The Cambodian Center for Human Rights (CCHR) released a report on Friday which showed that discrimination against same-sex partners in communities has decreased, but they lack major legal protections.
The report, released in conjunction with the May 17 International Day against Homophobia, Transphobia and Biphobia, made numerous references to the 2017 research report entitled Cambodia’s Rainbow Families.
The report said although there was a trend towards acceptance of same-sex couples, CCHR research shows the denial and discrimination contained in the legal framework.
This resulted in a lack of major legal protections in many parts of their family life – including marriage rights, full adoption rights and legal gender recognition.
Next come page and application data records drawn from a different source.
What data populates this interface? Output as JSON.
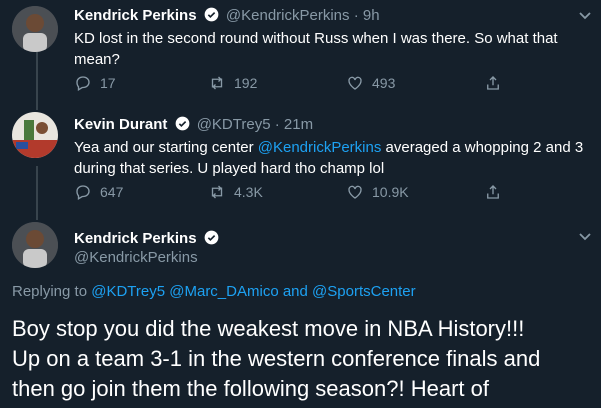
{
  "tweets": [
    {
      "name": "Kendrick Perkins",
      "handle": "@KendrickPerkins",
      "time": "· 9h",
      "text": "KD lost in the second round without Russ when I was there. So what that mean?",
      "replies": "17",
      "retweets": "192",
      "likes": "493"
    },
    {
      "name": "Kevin Durant",
      "handle": "@KDTrey5",
      "time": "· 21m",
      "text_before": "Yea and our starting center ",
      "mention": "@KendrickPerkins",
      "text_after": " averaged a whopping 2 and 3 during that series. U played hard tho champ lol",
      "replies": "647",
      "retweets": "4.3K",
      "likes": "10.9K"
    }
  ],
  "focused": {
    "name": "Kendrick Perkins",
    "handle": "@KendrickPerkins",
    "replying_prefix": "Replying to",
    "reply_mention_1": "@KDTrey5",
    "reply_mention_2": "@Marc_DAmico",
    "reply_and": "and",
    "reply_mention_3": "@SportsCenter",
    "text_line_1": "Boy stop you did the weakest move in NBA History!!!",
    "text_line_2": "Up on a team 3-1 in the western conference finals and",
    "text_line_3": "then go join them the following season?! Heart of"
  },
  "colors": {
    "background": "#15202b",
    "muted": "#8899a6",
    "link": "#1da1f2",
    "like_icon": "heart-icon"
  }
}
“Eighty-eight per cent of Rainbow Families believe that discrimination would be reduced if they were legally permitted to marry their partner. Excluding LGBTIQ people from the institution of marriage excludes them from one of the foundations of Cambodian society,” CCHR said.
The report also provided recommendations for the government to ensure equal rights of Cambodia’s rainbow families for same-sex partners by requesting the government to amend the Constitution and civil code and enact laws to provide for same-sex partners to get full legal protection in their family life.
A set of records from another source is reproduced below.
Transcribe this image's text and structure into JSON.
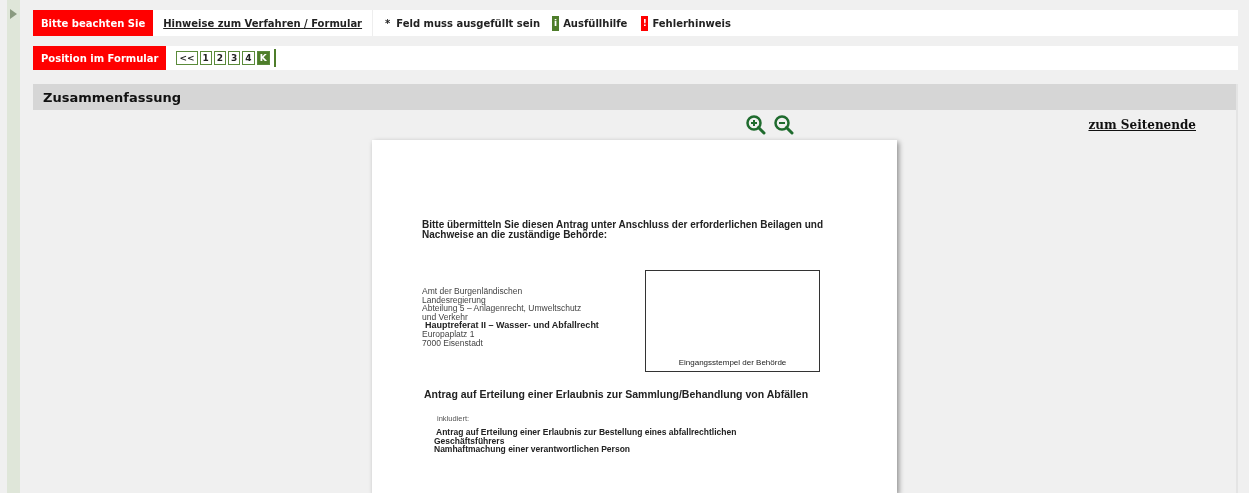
{
  "notice_bar": {
    "label": "Bitte beachten Sie",
    "link": "Hinweise zum Verfahren / Formular",
    "legend": [
      {
        "kind": "required",
        "symbol": "*",
        "text": "Feld muss ausgefüllt sein"
      },
      {
        "kind": "info",
        "symbol": "i",
        "text": "Ausfüllhilfe"
      },
      {
        "kind": "error",
        "symbol": "!",
        "text": "Fehlerhinweis"
      }
    ]
  },
  "position_bar": {
    "label": "Position im Formular",
    "pages": [
      {
        "label": "<<",
        "selected": false
      },
      {
        "label": "1",
        "selected": false
      },
      {
        "label": "2",
        "selected": false
      },
      {
        "label": "3",
        "selected": false
      },
      {
        "label": "4",
        "selected": false
      },
      {
        "label": "K",
        "selected": true
      }
    ]
  },
  "panel": {
    "title": "Zusammenfassung",
    "bottom_link": "zum Seitenende",
    "document": {
      "intro": "Bitte übermitteln Sie diesen Antrag unter Anschluss der erforderlichen Beilagen und Nachweise an die zuständige Behörde:",
      "address": [
        {
          "text": "Amt der Burgenländischen",
          "bold": false
        },
        {
          "text": "Landesregierung",
          "bold": false
        },
        {
          "text": "Abteilung 5 – Anlagenrecht, Umweltschutz",
          "bold": false
        },
        {
          "text": "und Verkehr",
          "bold": false
        },
        {
          "text": "Hauptreferat II – Wasser- und Abfallrecht",
          "bold": true
        },
        {
          "text": "Europaplatz 1",
          "bold": false
        },
        {
          "text": "7000 Eisenstadt",
          "bold": false
        }
      ],
      "stamp_label": "Eingangsstempel der Behörde",
      "heading": "Antrag auf Erteilung einer Erlaubnis zur Sammlung/Behandlung von Abfällen",
      "included_label": "inkludiert:",
      "included": [
        "Antrag auf Erteilung einer Erlaubnis zur Bestellung eines abfallrechtlichen Geschäftsführers",
        "Namhaftmachung einer verantwortlichen Person"
      ]
    }
  }
}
Keo Sarith, in his 30s, who has a partner of the same sex, said that in Cambodia the discrimination against those like him have gradually decreased as people have begun to understand the issue.
However, he said the rights to legal protection are not better as yet.
Sarith also said that “the legal protection for me is 50/50. It is not fully 100 per cent. Sometimes there are laws but they are difficult to enforce.
“We asked the commune chief and village chief to get married but this is not significant as there is no recognition in the form of a legal document,” he said.
Government spokesman Phay Siphan said on Sunday that so far, the government has supported same-sex partners and does whatever it can to avoid discrimination and facilitation for them in terms of joint ownership of property and some legal preferences.
However, to amend the law requires a necessity. It must also be in line with the good Khmer traditions and customs, he said.
Siphan said: “It is a new thing to organise our country as per the law which serves to protect society . . . so civil society should meet its goal and desires to get the Cambodian government to pass a law to protect [them]."
“Such efforts should include the provisions that are required and how to convince legal officials to recognise and participate in the issue.”
CCHR said that in 2016 there were around 1.4 million same-sex partners and that more of them have come out into the open about their sexual preferences without hiding it anymore.